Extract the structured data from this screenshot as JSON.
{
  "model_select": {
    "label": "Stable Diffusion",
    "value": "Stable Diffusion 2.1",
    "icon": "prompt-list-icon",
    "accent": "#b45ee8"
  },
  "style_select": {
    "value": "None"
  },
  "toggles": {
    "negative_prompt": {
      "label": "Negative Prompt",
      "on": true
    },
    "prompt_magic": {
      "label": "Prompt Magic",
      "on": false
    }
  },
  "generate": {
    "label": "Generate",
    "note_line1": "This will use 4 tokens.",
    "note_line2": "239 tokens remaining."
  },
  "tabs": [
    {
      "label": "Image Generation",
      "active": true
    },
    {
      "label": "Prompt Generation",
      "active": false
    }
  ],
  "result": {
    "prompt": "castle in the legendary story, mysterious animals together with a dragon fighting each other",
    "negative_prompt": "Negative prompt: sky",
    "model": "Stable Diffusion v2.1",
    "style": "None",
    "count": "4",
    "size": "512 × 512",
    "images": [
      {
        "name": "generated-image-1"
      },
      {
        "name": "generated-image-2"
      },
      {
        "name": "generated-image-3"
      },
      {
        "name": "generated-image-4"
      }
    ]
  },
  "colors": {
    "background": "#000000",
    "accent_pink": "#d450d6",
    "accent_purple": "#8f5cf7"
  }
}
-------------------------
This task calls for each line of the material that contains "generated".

        "name": "generated-image-1"
        "name": "generated-image-2"
        "name": "generated-image-3"
        "name": "generated-image-4"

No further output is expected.